Industrial Data Xchange (IDX) is a South African based ICT industrial company with a global focus specialising in the provision of data communication solutions. On this blog, IDX experts comment on industrial communication protocols, trends, and tips as well as what is on the go in the labs at IDX.
In November and December 2015 we were hard at work with a
major update of the IDX StarNET Gateway. Firstly, we moved the entire gateway logic
into our IDX 8 Data Exchange framework, which has a couple of benefits. The
gateway is now part of the growing IDX 8-based software gateway family that is
operationally proven yet has powerful configuration capabilities that the old
text-file based configuration approach just won't match. IDX 8 also contains a number
of existing connectors that we felt would be beneficial to have in the StarNET
world, such as MODBUS RTU/TCP.
We also added two new StarNET interface types to address the
increasing number of requests for ESP communications. So the gateway can now
also act as both an ESP Tributary and Controller in the standard J/K table
exchange mode at all the standard ESP baud rates via one (or more) of the
built-in RS-232/422/485 serial ports.
A combination HDLC/ESP interface was commissioned and tested
at US Steel’s East Chicago Tin mill in December and is now running live as a
replacement for an old COMsoft SNL-based solution.
Finally, we moved the StarNET gateway to a new hardware
platform that allows for greater flexibility on the expansion side of things,
meaning practically any fieldbus with an available PCIe/PCI interface can now
be accommodated inside the gateway. We continue to add interfaces by popular
demand or when customers explicitly require a particular type of connection.
Looking forward, we hope to add a StarNET HDLC Master
implementation in the not-too-distant future as we currently already have a stand-alone
implementation we use for all our testing purposes.
Last week IDX were called to site at a large commercial residence building in Pretoria, South Africa. Where our client was implementing an IoT solution for remote monitoring and control of various HVAC and power systems in the building. The control system the SI chose in this case was a Modbus enabled Industrial Micro PC called the Revolution PI. The client had Modbus sensors connected to boilers, air conditioning systems, ventilation systems and power meters. The Modbus communications between the controller and the sensors were intermittently failing due to various installation and implementation faults: 1. Earthing and Shielding Within any fieldbus communication installation, one of the requirements to ensure uninterrupted operation is to implement adequate grounding and shielding techniques.
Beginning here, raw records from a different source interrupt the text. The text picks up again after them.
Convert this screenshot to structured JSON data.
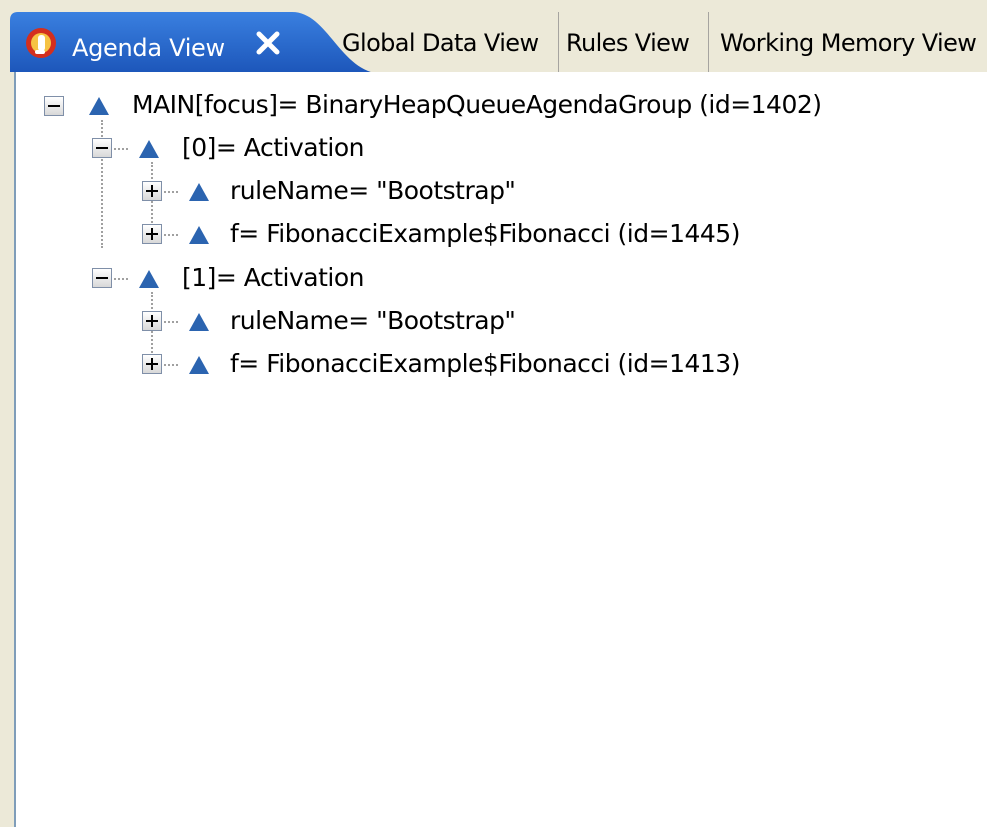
{
  "tabs": {
    "active": {
      "label": "Agenda View",
      "icon": "drools-icon"
    },
    "others": [
      {
        "label": "Global Data View"
      },
      {
        "label": "Rules View"
      },
      {
        "label": "Working Memory View"
      }
    ]
  },
  "tree": {
    "root": {
      "label": "MAIN[focus]= BinaryHeapQueueAgendaGroup  (id=1402)",
      "expanded": true
    },
    "activations": [
      {
        "label": "[0]= Activation",
        "expanded": true,
        "children": [
          {
            "label": "ruleName= \"Bootstrap\"",
            "expanded": false
          },
          {
            "label": "f= FibonacciExample$Fibonacci  (id=1445)",
            "expanded": false
          }
        ]
      },
      {
        "label": "[1]= Activation",
        "expanded": true,
        "children": [
          {
            "label": "ruleName= \"Bootstrap\"",
            "expanded": false
          },
          {
            "label": "f= FibonacciExample$Fibonacci  (id=1413)",
            "expanded": false
          }
        ]
      }
    ]
  },
  "colors": {
    "active_tab": "#1f5fc5",
    "tab_strip": "#ece9d8",
    "node_triangle": "#2b64b0"
  }
}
Effective grounding and Shielding help to prevent electrostatic and electromagnetic pickup, which can lead to failed communications. Some of the shielding and grounding req
Tag management of real-time data systems can prove challenging. As an industrial IT company we frequently come across the problem where tags need to be migrated from one system to another or where tags need to be synchronised and maintained between systems including historians. Generally, this ends up being a manual process, often involving Excel and much diligence and patience of the maintainer’s behalf. IDX Unifig was the first incarnation of a tool we designed with the aim to simplify the migration and management of tags between systems. The tool worked, but with as with most first editions of software tools, we could see the need for improvement and refinement of the approach used. Thus Tag Manager was born, and has become the key stone in the IDX 8 software suite. All other IDX 8 modules, such as Data Exchange, Alarms and Events and the Historian use Tag Manager to store and reference tags. The comparison result we like to see - no changes. Tag Manager employs a plug
Quick guide to get access to the P+F advanced diagnostic module via RS485 and COM converter. In order to do this, you need an RS485 converter which can convert RS485 to either ethernet or USB. I used a device from HMS (Anybus) called the Serial Server ( AB7701 ). This device connects to RS232, 422 or 485 and makes the data available over ethernet to your computer using a virtual com port. Connect the converter to the Diagnostic bus connection on the Pepperl & Fuchs fieldbus power hub 1. Once you have the com port available on your PC, Check the comport number via “manage my computer” Make sure that the FieldConnexd Diagnostic server (FDS) is running. Go to “Windows button”>“All programs” > “Pepperl+Fuchs” and start FDS control center In case the FDS is not running click onto “Start FDS” (in case it is running nothing is left to do here) click onto “Hide”. To avoid that this piece of software will be forgotten in future click onto settings and choose un